─── Material for this exercise ───

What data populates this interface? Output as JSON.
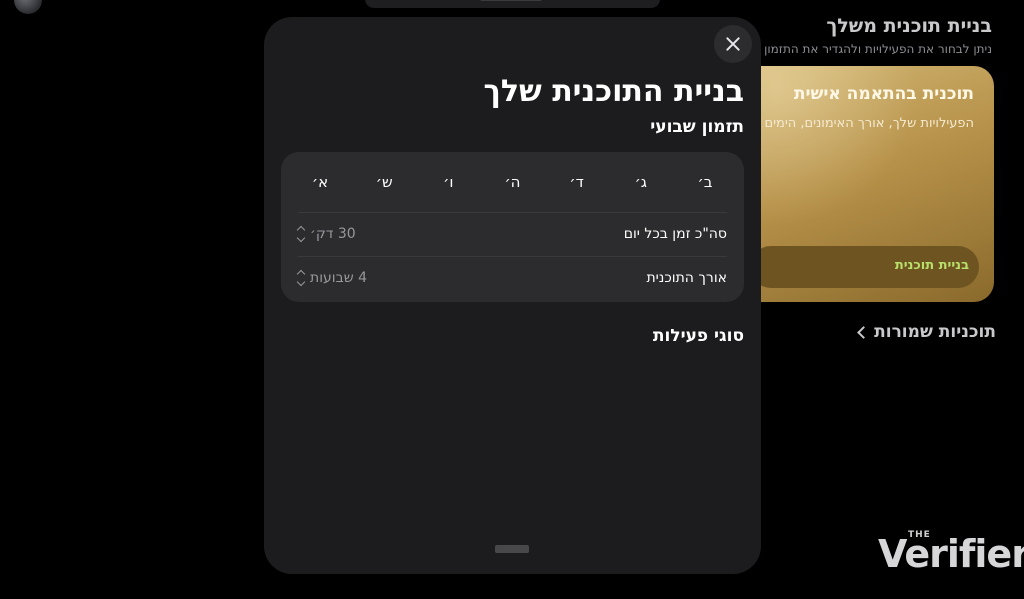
{
  "background": {
    "title": "בניית תוכנית משלך",
    "subtitle": "ניתן לבחור את הפעילויות ולהגדיר את התזמון",
    "card": {
      "title": "תוכנית בהתאמה אישית",
      "text": "הפעילויות שלך, אורך האימונים, הימים",
      "button_label": "בניית תוכנית"
    },
    "saved_plans_label": "תוכניות שמורות",
    "watermark": {
      "the": "THE",
      "name": "Verifier"
    }
  },
  "sheet": {
    "title": "בניית התוכנית שלך",
    "weekly_schedule_label": "תזמון שבועי",
    "days": [
      "ב׳",
      "ג׳",
      "ד׳",
      "ה׳",
      "ו׳",
      "ש׳",
      "א׳"
    ],
    "rows": [
      {
        "label": "סה\"כ זמן בכל יום",
        "value": "30 דק׳"
      },
      {
        "label": "אורך התוכנית",
        "value": "4 שבועות"
      }
    ],
    "activity_types_label": "סוגי פעילות"
  }
}
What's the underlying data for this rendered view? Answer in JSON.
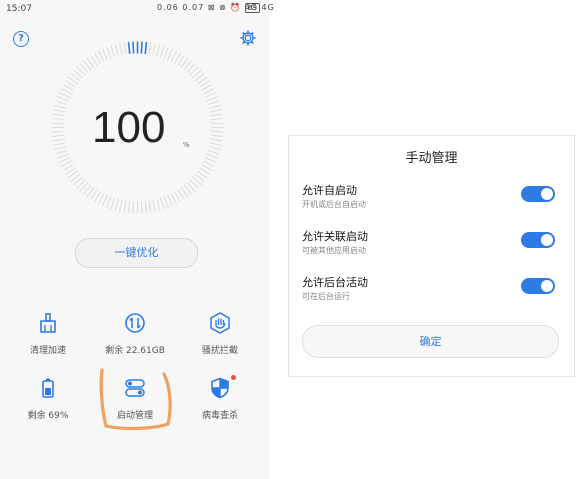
{
  "status": {
    "time": "15:07",
    "icons_text": "0.06 0.07 ⊠ ⊗ ⏰ 4G 4G",
    "battery": "69"
  },
  "score": {
    "value": "100",
    "unit": "%"
  },
  "optimize_label": "一键优化",
  "tools": [
    {
      "label": "清理加速",
      "icon": "broom-icon"
    },
    {
      "label": "剩余 22.61GB",
      "icon": "storage-icon"
    },
    {
      "label": "骚扰拦截",
      "icon": "hand-icon"
    },
    {
      "label": "剩余 69%",
      "icon": "battery-icon"
    },
    {
      "label": "启动管理",
      "icon": "toggle-icon"
    },
    {
      "label": "病毒查杀",
      "icon": "shield-icon"
    }
  ],
  "dialog": {
    "title": "手动管理",
    "rows": [
      {
        "title": "允许自启动",
        "subtitle": "开机或后台自启动",
        "enabled": true
      },
      {
        "title": "允许关联启动",
        "subtitle": "可被其他应用启动",
        "enabled": true
      },
      {
        "title": "允许后台活动",
        "subtitle": "可在后台运行",
        "enabled": true
      }
    ],
    "confirm_label": "确定"
  },
  "colors": {
    "accent": "#2f7be5",
    "annotation": "#f0a060",
    "badge": "#e8533a"
  }
}
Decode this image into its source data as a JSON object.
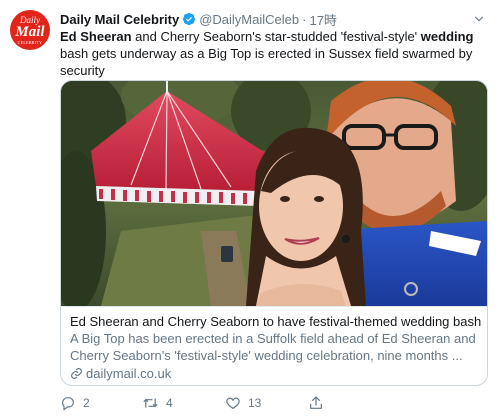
{
  "tweet": {
    "avatar": {
      "line1": "Daily",
      "line2": "Mail",
      "line3": "CELEBRITY"
    },
    "display_name": "Daily Mail Celebrity",
    "handle": "@DailyMailCeleb",
    "separator": "·",
    "time": "17時",
    "text": {
      "part1": "Ed Sheeran",
      "part2": " and Cherry Seaborn's star-studded 'festival-style' ",
      "part3": "wedding",
      "part4": " bash gets underway as a Big Top is erected in Sussex field swarmed by security"
    },
    "card": {
      "title": "Ed Sheeran and Cherry Seaborn to have festival-themed wedding bash",
      "desc_line1": "A Big Top has been erected in a Suffolk field ahead of Ed Sheeran and",
      "desc_line2": "Cherry Seaborn's 'festival-style' wedding celebration, nine months ...",
      "domain": "dailymail.co.uk"
    },
    "actions": {
      "replies": "2",
      "retweets": "4",
      "likes": "13"
    }
  },
  "colors": {
    "brand_red": "#e1251b",
    "verified_blue": "#1da1f2",
    "secondary_text": "#657786",
    "primary_text": "#14171a",
    "border": "#ccd6dd"
  },
  "icons": [
    "verified-icon",
    "caret-down-icon",
    "link-icon",
    "reply-icon",
    "retweet-icon",
    "like-icon",
    "share-icon"
  ]
}
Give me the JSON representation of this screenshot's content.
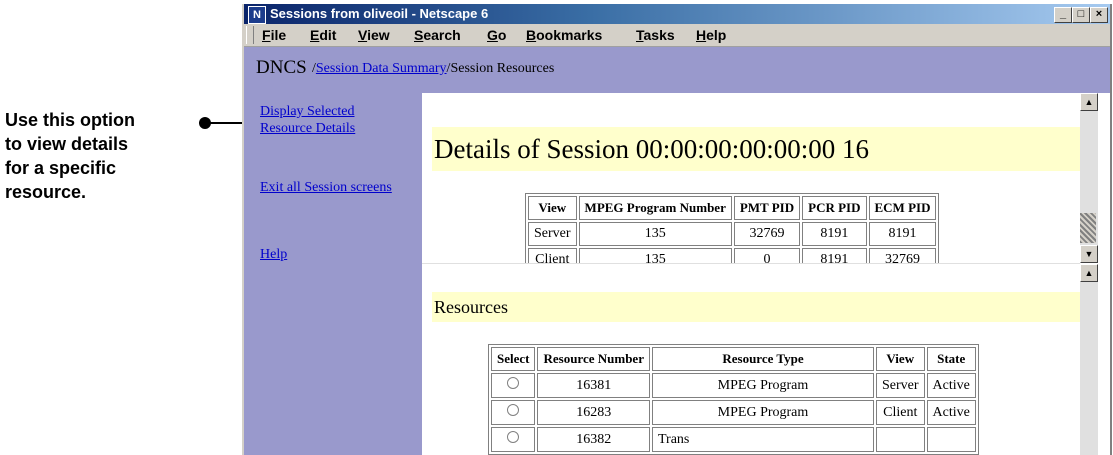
{
  "callout": {
    "text_lines": [
      "Use this option",
      "to view details",
      "for a specific",
      "resource."
    ]
  },
  "window": {
    "title": "Sessions from oliveoil - Netscape 6",
    "app_icon": "N",
    "buttons": {
      "minimize": "_",
      "maximize": "□",
      "close": "×"
    }
  },
  "menu": [
    "File",
    "Edit",
    "View",
    "Search",
    "Go",
    "Bookmarks",
    "Tasks",
    "Help"
  ],
  "breadcrumb": {
    "root": "DNCS",
    "sep1": "/",
    "link": "Session Data Summary",
    "sep2": "/",
    "current": "Session Resources"
  },
  "sidebar": {
    "display_selected": "Display Selected Resource Details",
    "exit_all": "Exit all Session screens",
    "help": "Help"
  },
  "details": {
    "heading": "Details of Session 00:00:00:00:00:00 16",
    "columns": [
      "View",
      "MPEG Program Number",
      "PMT PID",
      "PCR PID",
      "ECM PID"
    ],
    "rows": [
      [
        "Server",
        "135",
        "32769",
        "8191",
        "8191"
      ],
      [
        "Client",
        "135",
        "0",
        "8191",
        "32769"
      ]
    ]
  },
  "resources": {
    "heading": "Resources",
    "columns": [
      "Select",
      "Resource Number",
      "Resource Type",
      "View",
      "State"
    ],
    "rows": [
      [
        "",
        "16381",
        "MPEG Program",
        "Server",
        "Active"
      ],
      [
        "",
        "16283",
        "MPEG Program",
        "Client",
        "Active"
      ],
      [
        "",
        "16382",
        "Trans",
        "",
        ""
      ]
    ]
  },
  "colors": {
    "sidebar": "#9999cc",
    "heading_bg": "#ffffcc",
    "link": "#0000cc",
    "titlebar": "#0a246a"
  }
}
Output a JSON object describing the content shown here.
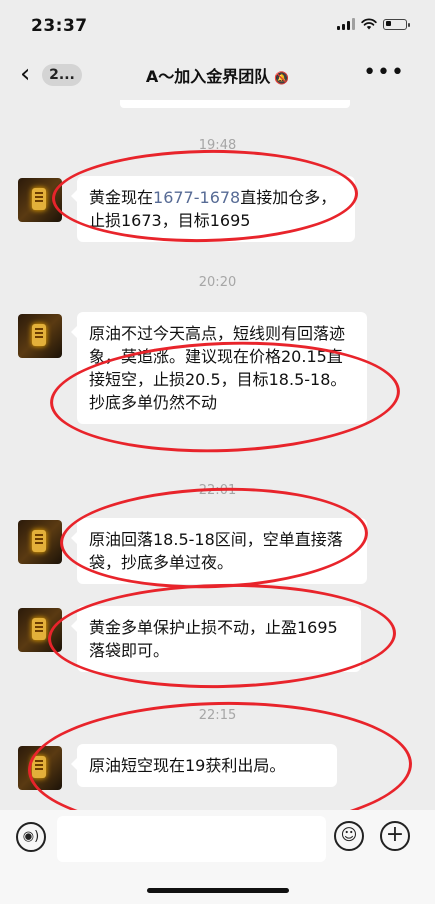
{
  "status_bar": {
    "time": "23:37",
    "battery_level": 0.3
  },
  "nav": {
    "back_label": "2...",
    "title": "A～加入金界团队",
    "mute_icon": "bell-slash-icon",
    "more_icon": "more-dots-icon"
  },
  "messages": [
    {
      "time": "19:48",
      "parts": [
        {
          "text": "黄金现在"
        },
        {
          "text": "1677-1678",
          "link": true
        },
        {
          "text": "直接加仓多，止损1673，目标1695"
        }
      ]
    },
    {
      "time": "20:20",
      "parts": [
        {
          "text": "原油不过今天高点，短线则有回落迹象，莫追涨。建议现在价格20.15直接短空，止损20.5，目标18.5-18。抄底多单仍然不动"
        }
      ]
    },
    {
      "time": "22:01",
      "parts": [
        {
          "text": "原油回落18.5-18区间，空单直接落袋，抄底多单过夜。"
        }
      ]
    },
    {
      "time": "",
      "parts": [
        {
          "text": "黄金多单保护止损不动，止盈1695落袋即可。"
        }
      ]
    },
    {
      "time": "22:15",
      "parts": [
        {
          "text": "原油短空现在19获利出局。"
        }
      ]
    }
  ],
  "input_bar": {
    "voice_icon": "voice-icon",
    "emoji_icon": "emoji-icon",
    "plus_icon": "plus-icon",
    "input_value": ""
  },
  "colors": {
    "annotation": "#e8242b",
    "link": "#576b95",
    "background": "#ededed"
  }
}
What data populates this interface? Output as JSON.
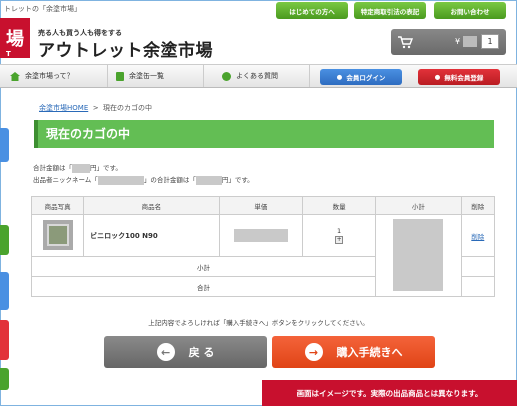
{
  "header": {
    "top_text": "トレットの「余塗市場」",
    "btn_first": "はじめての方へ",
    "btn_law": "特定商取引法の表記",
    "btn_contact": "お問い合わせ",
    "logo_glyph": "場",
    "logo_sub_glyph": "T",
    "tagline": "売る人も買う人も得をする",
    "site_name": "アウトレット余塗市場",
    "cart_yen": "¥",
    "cart_count": "1",
    "accent": "#c8102e"
  },
  "nav": {
    "about": "余塗市場って？",
    "cans": "余塗缶一覧",
    "faq": "よくある質問",
    "login": "会員ログイン",
    "register": "無料会員登録"
  },
  "breadcrumb": {
    "home": "余塗市場HOME",
    "sep": ">",
    "current": "現在のカゴの中"
  },
  "page_title": "現在のカゴの中",
  "info": {
    "line1_a": "合計金額は「",
    "line1_b": "円」です。",
    "line2_a": "出品者ニックネーム「",
    "line2_b": "」の合計金額は「",
    "line2_c": "円」です。"
  },
  "table": {
    "headers": [
      "商品写真",
      "商品名",
      "単価",
      "数量",
      "小計",
      "削除"
    ],
    "item_name": "ビニロック100 N90",
    "qty": "1",
    "qty_plus": "+",
    "delete": "削除",
    "subtotal_label": "小計",
    "total_label": "合計"
  },
  "instruction": "上記内容でよろしければ「購入手続きへ」ボタンをクリックしてください。",
  "buttons": {
    "back": "戻 る",
    "back_icon": "←",
    "next": "購入手続きへ",
    "next_icon": "→"
  },
  "notice": "画面はイメージです。実際の出品商品とは異なります。"
}
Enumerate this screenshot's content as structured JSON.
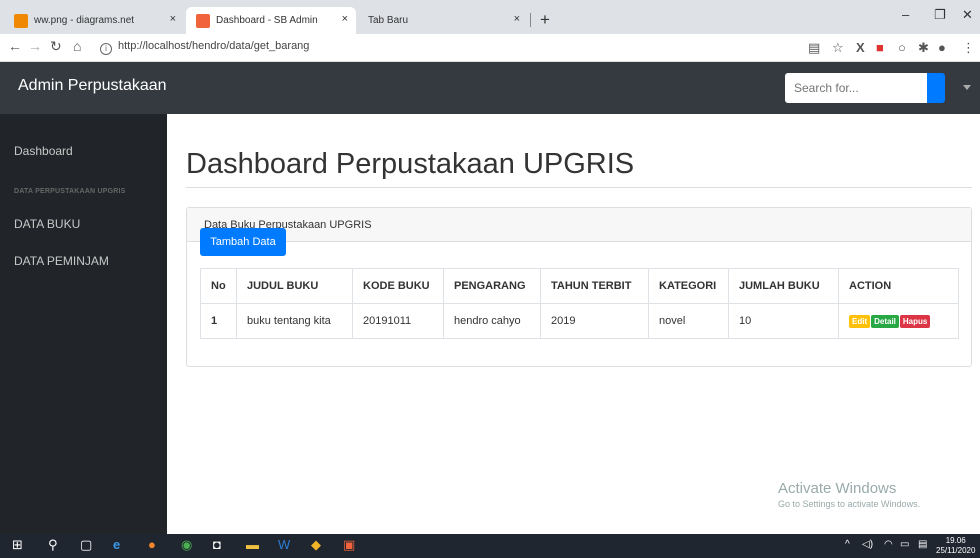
{
  "browser": {
    "tabs": [
      {
        "label": "ww.png - diagrams.net",
        "icon": "diagrams-icon",
        "color": "#f08705"
      },
      {
        "label": "Dashboard - SB Admin",
        "icon": "page-icon",
        "color": "#f0633b"
      },
      {
        "label": "Tab Baru",
        "icon": "",
        "color": ""
      }
    ],
    "close_glyph": "×",
    "new_tab_glyph": "+",
    "url": "http://localhost/hendro/data/get_barang",
    "win_minimize": "–",
    "win_restore": "❐",
    "win_close": "✕"
  },
  "app": {
    "brand": "Admin Perpustakaan",
    "search_placeholder": "Search for...",
    "accent": "#007bff"
  },
  "sidebar": {
    "dashboard": "Dashboard",
    "section": "DATA PERPUSTAKAAN UPGRIS",
    "items": [
      "DATA BUKU",
      "DATA PEMINJAM"
    ]
  },
  "main": {
    "title": "Dashboard Perpustakaan UPGRIS",
    "card_title": "Data Buku Perpustakaan UPGRIS",
    "add_button": "Tambah Data",
    "columns": [
      "No",
      "JUDUL BUKU",
      "KODE BUKU",
      "PENGARANG",
      "TAHUN TERBIT",
      "KATEGORI",
      "JUMLAH BUKU",
      "ACTION"
    ],
    "rows": [
      {
        "no": "1",
        "judul": "buku tentang kita",
        "kode": "20191011",
        "pengarang": "hendro cahyo",
        "tahun": "2019",
        "kategori": "novel",
        "jumlah": "10"
      }
    ],
    "actions": {
      "edit": "Edit",
      "detail": "Detail",
      "hapus": "Hapus"
    }
  },
  "watermark": {
    "line1": "Activate Windows",
    "line2": "Go to Settings to activate Windows."
  },
  "taskbar": {
    "time": "19.06",
    "date": "25/11/2020"
  }
}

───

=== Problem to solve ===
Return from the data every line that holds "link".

=== Exercise response ===
    "link-icon",
    "link": "Session Data Summary",
    "link": "#0000cc",
          "link": true
    "link": "#576b95",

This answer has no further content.